Despite consumer outrage and promises by some companies, notably the retailer giant Wal-Mart, to do more, the situation has yet to improve leading to a farmworker strike in the Baja area of Mexico.

A third of our fruit and two thirds of our vegetables here in the US come from large produce farms in Mexico. This situation has been growing for decades and can be traced to NAFTA, which led not only to an increase in fresh produce imports from Mexico to the US, but some companies moved production south of the border where they could pay the same workers less money to produce and process fresh fruits and vegetables for US consumers.

The situation is now a crisis and the 50,000 farmworkers who went on strike as well as thousands of others need immediate change so that they are free to work for fair pay without jeopardizing their healthy and even their lives.

Because the problem is systemic, it will take a huge coordinated effort to overcome. Although the current crisis centered around Baja, Mexico, some of the same buyers of produce from these farms have ben implicated elsewhere. For example, a worker from a farm supplying Driscoll’s was cited in the article above.
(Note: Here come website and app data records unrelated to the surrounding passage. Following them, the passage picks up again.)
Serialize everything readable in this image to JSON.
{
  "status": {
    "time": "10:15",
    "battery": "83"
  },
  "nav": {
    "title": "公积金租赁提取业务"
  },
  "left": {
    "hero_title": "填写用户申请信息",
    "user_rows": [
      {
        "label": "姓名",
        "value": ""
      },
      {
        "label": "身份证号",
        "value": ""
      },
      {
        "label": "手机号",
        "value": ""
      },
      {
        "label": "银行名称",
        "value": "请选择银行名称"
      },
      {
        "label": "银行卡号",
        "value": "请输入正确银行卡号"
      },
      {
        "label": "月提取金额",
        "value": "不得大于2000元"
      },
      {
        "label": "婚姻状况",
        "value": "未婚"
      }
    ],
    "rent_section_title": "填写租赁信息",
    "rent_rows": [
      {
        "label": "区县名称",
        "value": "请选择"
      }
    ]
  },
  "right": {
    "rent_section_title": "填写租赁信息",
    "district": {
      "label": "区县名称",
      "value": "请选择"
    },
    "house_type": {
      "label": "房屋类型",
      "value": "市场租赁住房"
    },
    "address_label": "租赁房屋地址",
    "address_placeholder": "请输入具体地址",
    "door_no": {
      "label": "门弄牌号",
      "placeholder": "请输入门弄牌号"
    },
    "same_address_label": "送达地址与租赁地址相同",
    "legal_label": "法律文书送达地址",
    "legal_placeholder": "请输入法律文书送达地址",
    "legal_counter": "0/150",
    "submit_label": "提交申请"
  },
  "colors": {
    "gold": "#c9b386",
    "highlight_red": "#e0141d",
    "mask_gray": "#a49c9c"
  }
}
As far away as the state of Washington, on Sakuma Brothers Farm where Driscoll’s is also the main buyer, workers are also striking over poor pay and conditions.

In solidarity with the farmworkers in Mexico, the US-based United Farm Workers (UFW) has circulated a petition that will be shared with major retailers including Target, Wal-Mart, and Safeway. These retailers collectively buy massive amounts of fresh fruits and vegetables and get them into the hands of millions of consumers. They have an obligation to both their consumers who do not want to participate in this system of oppression, as well as to the producers who provide the food. And they have the power to do things differently.

However, nearly half of the money spent on food in the US is spent on food prepared away from home. This means that restaurants need to be involved in the systemic change.

In addition to signing the UFW petition asking retailer to intercede, please also let major restaurant chains know they need to do the same.

Posted on April 2nd 2015

Photo Credit: DON BARTLETTI (LA Times Article: Hardship on Mexico’s farms, a bounty for U.S. tables).